What inspires us about various historical figures? Yeats: A Ceremony of Innocence playing at the Robert Gill Theatre as part of the Toronto Fringe Festival is a one-man show about the life of William Butler Yeats. Unfortunately, its passionate attempt to offer an insight into Yeats delivered what I found to be an exhausting and unfocused presentation.
There are a multitude of problems with Yeats: A Ceremony of Innocence, but I feel they stem from a well-meaning centre. Daniel Giverin both playwright and actor is clearly fascinated by the poet. The information presented and the stories he attempts to tell are part of what makes Yeats an interesting piece of history.

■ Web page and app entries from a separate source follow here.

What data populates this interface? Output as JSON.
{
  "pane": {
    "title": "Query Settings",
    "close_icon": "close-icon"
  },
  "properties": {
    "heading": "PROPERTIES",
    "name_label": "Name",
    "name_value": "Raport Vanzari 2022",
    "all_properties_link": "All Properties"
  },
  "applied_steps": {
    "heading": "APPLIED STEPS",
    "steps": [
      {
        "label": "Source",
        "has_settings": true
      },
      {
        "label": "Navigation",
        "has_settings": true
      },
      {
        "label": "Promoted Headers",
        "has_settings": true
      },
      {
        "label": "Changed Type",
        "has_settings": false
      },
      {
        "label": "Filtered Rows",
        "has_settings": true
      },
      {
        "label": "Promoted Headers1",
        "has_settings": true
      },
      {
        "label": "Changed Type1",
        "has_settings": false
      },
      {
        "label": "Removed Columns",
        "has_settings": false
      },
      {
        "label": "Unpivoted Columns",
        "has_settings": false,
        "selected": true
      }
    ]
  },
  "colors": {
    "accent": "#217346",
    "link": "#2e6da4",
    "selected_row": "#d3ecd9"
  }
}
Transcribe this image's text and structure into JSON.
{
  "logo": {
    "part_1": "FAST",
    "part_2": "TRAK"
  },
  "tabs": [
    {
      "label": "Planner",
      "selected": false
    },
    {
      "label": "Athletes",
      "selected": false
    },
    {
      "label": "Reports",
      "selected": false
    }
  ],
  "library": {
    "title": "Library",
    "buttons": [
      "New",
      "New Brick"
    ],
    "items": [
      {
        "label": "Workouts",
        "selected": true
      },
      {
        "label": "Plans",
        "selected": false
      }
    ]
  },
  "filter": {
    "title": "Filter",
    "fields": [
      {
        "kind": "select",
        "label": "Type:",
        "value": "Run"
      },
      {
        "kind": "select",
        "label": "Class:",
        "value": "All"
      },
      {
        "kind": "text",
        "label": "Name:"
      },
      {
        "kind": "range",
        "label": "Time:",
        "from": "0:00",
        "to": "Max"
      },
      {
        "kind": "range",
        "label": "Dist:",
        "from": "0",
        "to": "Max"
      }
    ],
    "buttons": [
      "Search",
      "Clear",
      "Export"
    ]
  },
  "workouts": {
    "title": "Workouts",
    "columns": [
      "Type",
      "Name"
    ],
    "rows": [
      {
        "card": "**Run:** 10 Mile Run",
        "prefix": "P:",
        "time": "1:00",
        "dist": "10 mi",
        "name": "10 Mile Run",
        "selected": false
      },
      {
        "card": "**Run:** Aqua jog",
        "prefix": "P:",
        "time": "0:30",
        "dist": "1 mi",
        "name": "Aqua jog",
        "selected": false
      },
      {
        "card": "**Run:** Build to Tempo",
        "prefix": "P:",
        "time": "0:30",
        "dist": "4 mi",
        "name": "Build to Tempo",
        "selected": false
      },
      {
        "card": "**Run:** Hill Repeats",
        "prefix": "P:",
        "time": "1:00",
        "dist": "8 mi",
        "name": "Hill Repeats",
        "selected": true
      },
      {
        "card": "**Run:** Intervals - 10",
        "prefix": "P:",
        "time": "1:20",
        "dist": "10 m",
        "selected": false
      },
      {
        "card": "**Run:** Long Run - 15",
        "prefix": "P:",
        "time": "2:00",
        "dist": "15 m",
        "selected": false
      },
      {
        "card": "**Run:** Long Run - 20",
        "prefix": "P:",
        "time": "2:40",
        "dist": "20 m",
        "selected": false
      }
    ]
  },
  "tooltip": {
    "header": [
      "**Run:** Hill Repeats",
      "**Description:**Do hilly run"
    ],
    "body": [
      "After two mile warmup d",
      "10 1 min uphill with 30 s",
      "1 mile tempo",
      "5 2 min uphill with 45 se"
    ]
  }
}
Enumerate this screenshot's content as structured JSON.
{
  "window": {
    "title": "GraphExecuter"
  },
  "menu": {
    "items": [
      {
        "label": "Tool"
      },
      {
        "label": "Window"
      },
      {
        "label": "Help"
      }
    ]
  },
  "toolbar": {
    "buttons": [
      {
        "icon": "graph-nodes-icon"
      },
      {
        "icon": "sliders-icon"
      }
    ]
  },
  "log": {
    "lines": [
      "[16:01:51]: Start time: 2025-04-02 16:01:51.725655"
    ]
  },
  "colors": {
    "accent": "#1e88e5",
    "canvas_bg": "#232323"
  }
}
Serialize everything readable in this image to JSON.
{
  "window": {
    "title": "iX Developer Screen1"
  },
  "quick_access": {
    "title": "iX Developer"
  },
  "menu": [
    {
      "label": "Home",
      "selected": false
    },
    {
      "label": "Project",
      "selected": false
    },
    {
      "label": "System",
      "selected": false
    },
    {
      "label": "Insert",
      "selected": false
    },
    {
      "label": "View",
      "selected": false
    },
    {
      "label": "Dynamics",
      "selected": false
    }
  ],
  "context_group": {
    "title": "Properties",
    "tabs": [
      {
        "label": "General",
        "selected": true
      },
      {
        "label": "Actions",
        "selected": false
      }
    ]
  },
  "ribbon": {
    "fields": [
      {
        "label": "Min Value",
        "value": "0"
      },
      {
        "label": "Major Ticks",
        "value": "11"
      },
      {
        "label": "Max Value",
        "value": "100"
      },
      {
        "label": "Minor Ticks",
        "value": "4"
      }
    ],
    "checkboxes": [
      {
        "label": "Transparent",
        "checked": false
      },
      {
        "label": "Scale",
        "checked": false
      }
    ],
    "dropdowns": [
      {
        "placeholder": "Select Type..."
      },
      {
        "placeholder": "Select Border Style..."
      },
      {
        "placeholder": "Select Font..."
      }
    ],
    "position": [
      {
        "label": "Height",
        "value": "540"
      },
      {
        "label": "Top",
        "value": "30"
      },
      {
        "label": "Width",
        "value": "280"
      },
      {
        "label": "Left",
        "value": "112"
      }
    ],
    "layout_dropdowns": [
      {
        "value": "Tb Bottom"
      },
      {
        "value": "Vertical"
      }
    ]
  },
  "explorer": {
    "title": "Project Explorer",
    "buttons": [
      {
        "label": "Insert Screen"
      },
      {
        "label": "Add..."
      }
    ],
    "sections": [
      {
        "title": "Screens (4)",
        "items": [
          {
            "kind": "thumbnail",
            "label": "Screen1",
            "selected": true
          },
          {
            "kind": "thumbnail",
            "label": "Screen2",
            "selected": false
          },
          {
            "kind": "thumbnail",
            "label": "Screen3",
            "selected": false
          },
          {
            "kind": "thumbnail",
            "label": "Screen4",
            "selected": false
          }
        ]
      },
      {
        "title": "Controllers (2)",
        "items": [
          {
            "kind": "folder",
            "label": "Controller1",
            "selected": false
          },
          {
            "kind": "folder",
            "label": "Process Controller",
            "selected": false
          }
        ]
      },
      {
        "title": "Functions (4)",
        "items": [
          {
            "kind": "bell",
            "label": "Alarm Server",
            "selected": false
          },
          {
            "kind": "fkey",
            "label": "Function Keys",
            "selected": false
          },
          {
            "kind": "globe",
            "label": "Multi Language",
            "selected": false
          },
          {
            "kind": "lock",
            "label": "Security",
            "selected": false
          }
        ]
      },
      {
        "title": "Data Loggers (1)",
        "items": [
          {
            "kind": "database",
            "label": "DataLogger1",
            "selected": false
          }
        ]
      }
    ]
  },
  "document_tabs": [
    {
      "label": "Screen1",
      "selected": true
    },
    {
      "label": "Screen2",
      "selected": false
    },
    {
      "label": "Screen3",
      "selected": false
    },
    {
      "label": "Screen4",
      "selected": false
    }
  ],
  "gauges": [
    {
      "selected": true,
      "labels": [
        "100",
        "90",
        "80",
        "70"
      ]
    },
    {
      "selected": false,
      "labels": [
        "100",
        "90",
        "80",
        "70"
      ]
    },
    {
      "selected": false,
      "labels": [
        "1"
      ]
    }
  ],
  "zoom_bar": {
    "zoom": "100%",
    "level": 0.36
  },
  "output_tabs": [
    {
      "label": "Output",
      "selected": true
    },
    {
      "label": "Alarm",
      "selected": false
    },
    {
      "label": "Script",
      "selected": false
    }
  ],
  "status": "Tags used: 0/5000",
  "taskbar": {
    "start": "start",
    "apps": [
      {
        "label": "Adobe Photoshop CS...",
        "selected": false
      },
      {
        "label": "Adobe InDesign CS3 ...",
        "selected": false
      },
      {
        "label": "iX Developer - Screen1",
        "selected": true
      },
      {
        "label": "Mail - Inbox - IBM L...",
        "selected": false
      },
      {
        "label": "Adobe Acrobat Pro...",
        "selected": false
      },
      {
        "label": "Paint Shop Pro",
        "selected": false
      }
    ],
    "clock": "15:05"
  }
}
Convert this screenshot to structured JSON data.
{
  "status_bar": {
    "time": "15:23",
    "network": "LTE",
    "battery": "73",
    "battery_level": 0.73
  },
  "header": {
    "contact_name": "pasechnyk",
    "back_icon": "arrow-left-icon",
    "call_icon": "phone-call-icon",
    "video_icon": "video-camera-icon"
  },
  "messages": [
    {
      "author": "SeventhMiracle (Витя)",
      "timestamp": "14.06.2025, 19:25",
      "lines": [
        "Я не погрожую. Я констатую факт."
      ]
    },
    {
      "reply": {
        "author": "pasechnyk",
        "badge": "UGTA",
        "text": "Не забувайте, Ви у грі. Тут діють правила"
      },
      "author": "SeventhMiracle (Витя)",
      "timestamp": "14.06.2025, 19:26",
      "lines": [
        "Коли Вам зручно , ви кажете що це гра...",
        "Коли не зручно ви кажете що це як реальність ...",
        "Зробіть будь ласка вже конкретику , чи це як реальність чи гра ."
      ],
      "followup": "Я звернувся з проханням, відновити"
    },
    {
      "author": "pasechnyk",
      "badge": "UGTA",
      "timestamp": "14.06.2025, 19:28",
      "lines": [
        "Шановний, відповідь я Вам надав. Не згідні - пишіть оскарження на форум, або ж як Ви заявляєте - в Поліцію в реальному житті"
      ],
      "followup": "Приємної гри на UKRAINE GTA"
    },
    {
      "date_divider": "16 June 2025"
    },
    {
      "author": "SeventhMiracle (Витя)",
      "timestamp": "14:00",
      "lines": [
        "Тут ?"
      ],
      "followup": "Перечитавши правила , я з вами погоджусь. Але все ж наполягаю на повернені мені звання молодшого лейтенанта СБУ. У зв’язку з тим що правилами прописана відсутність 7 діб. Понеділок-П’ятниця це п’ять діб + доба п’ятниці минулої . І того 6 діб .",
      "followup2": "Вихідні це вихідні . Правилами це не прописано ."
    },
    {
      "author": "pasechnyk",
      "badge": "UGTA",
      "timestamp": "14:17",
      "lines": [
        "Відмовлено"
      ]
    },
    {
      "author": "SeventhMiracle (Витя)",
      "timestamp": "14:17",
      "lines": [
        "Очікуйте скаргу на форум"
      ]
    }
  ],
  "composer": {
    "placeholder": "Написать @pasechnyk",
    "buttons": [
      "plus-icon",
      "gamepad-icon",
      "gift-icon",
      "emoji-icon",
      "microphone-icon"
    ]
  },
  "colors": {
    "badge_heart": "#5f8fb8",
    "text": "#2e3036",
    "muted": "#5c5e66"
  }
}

Wanting to portray an interesting figure, however, is not quite the same as telling a story.
I think the play doesn’t know quite what it wants to do for the audience. Are we meant to learn about Yeats generally? Or is the focus Yeats semi-failed relationship with Maud Gonne? Or, instead, is it the rise of Irish theatre and literature during political turmoil? The play jumps around painfully from bit to bit, often with unnecessary filling.
Giverin, as Yeats and the narrator, seemed like he was in a similar position. Obviously, he likes the subject, but the decision to include every detail possible resulted in huge bouts of information with little personality. And it impacts what is already an erratic performance. I felt like Giverin was rushing through the material, sometimes even dropping words half-way through in order to start the next sentence.
The staging didn’t help. I understand it can be difficult to find a balance between space and performer on a stage in a solo show, but Giverin didn’t trust his own ability to command attention. Instead, he was in constant motion, and I couldn’t help but note that it was all action without purpose. He did not need the props that seemed to interrupt his words even as he tried to work with them. They did little more than clutter the stage in an already overwhelming show.
And here is the rub for me: the moments that steal the show, that really stand out, are the ones where Giverin stands still. For instance, Yeats’ first meeting with Gonne or the story of the riots at the Irish National theatre made him stop and take a breath.
It was these moments where Giverin forgot he needed to do theatre and instead allowed himself to perform.
- Yeats: A Ceremony of Innocence is playing until July 12 at the Robert Gill Theatre (214 College Street)
- Tickets are $12 in advance, $10 at the door. The festival also offers a range of money-saving passes for serious Fringers.
- Tickets can be purchased online, by phone (416-966-1062), from the festival box office down Honest Ed’s Alley (581 Bloor West), or from the venue box office starting one hour before the performance. Venue sales are cash-only.
- Be advised that Fringe performances always start exactly on time, and latecomers are never admitted. Set your watch to CBC time, and arrive a few minutes early to avoid disappointment.
- Venue is not accessible.
- The venue is very cold. I would recommend a sweater.
July 06 at 10:30 PM
July 07 at 06:45 PM
July 09 at 01:45 PM
July 10 at 12:30 PM
July 12 at 04:30 PM
Photo of Daniel Giverin as Yeats by David Patterson